Jonathan Gottschall, The Storytelling Animal

This is a captivating and enchanting exploration into the neurological, cultural and even evolutionary reasons for why we humans are addicted to stories. Why can we hardly pass on the next reality show, why is Charles Dickens still read? Reading this book was enlightening and I asked myself over and over, why on earth there has been so little research about this topic. Well, I ask myself this question about other many other topics too. Often.

William B. Irvine, A Guide to the Good Life

I already shared my thoughts about this book elsewhere.

Daniel Kehlmann, Measuring the World (Die Vermessung der Welt)

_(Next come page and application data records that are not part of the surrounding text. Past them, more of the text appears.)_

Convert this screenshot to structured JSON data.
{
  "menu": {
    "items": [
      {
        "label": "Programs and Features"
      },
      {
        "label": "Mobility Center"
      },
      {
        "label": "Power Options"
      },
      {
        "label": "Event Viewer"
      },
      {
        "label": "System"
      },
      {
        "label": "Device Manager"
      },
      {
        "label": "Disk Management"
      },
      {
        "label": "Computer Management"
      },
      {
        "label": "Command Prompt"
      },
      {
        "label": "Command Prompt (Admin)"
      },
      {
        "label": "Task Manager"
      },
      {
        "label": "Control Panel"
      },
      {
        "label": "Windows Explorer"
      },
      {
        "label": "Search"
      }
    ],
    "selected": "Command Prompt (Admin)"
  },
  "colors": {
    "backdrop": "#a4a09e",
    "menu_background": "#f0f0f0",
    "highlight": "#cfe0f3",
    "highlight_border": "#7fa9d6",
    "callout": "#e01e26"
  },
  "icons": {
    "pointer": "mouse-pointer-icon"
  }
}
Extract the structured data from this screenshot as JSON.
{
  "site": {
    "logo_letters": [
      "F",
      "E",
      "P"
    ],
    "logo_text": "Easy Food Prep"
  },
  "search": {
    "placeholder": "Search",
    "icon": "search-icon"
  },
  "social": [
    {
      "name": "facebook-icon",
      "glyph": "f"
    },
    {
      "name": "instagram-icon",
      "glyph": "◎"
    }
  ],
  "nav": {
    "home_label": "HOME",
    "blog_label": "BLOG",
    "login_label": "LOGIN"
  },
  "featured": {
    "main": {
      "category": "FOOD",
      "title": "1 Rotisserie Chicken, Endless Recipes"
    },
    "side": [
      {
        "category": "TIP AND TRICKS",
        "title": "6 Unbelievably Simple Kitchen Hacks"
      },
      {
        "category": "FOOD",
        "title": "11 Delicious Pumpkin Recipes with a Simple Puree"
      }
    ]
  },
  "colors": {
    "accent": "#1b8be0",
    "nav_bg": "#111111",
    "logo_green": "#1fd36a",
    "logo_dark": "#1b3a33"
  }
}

This novel provides an interwoven account of the lives of two of the intellectual giants of 19th century Germany: Carl Friedrich Gauss and Alexander von Humboldt. The novel is captivating, well written, and provides a nice introduction into the world and thinking of Gauss and Humboldt. Also, at least for me, it imbues me with ennui about a world in which everything is about measuring, and in which so little thought is dedicated to the question of what if the human condition does not automatically improve with technological progress (which it does not).

Christopher McDougall, Born to Run

Since some of my acquaintances had started using barefoot shoes for hiking (and even running) I got interested in this phenomenon, bought some pairs, and got my first experience with them. During that time I stumbled over a video about McDougall’s Born to Run on THNKR. This is not a book about barefoot shoes per se, rather about running, how we have evolved to run, and how running should be done. The thesis permeating this book is: we ran hundreds of thousands of years, often on rocky, hard ground, so why do we suddenly need hyper-cushioned sport shoes, and might they even be to our disadvantage? What caught me right away, when watching the video, was the claim that there was not a single scientific study showing that running shoes do prevent running injuries. That’s when I got hooked. Besides being a genuinely eye-opening book, it is also one of the most entertaining I had read in ages. This book is fun!, and it might change your life. Eventually I did not give it a five out of five since McDougall did not offer a single reference for the scientific claims he made and the studies he quoted. As I explained some months ago, that for me is a cardinal sin. I will write a blog post about my barefoot experiences in autumn, so stay tuned.

Tim Parks, Teach Us to Sit Still

Parks’s book is about illness, about not finding a cure, and how becoming calm again and introspection made him healthy again. What first was diagnosed as a prostate problem turned out to be a lack of calm. This is a sceptic’s look at school medicine, meditation, spiritual journeys, the good life, and it’s also fun to read. Definitely worth my time.

Jesse J. Prinz, Beyond Human Nature

I already shared my thoughts about this book elsewhere.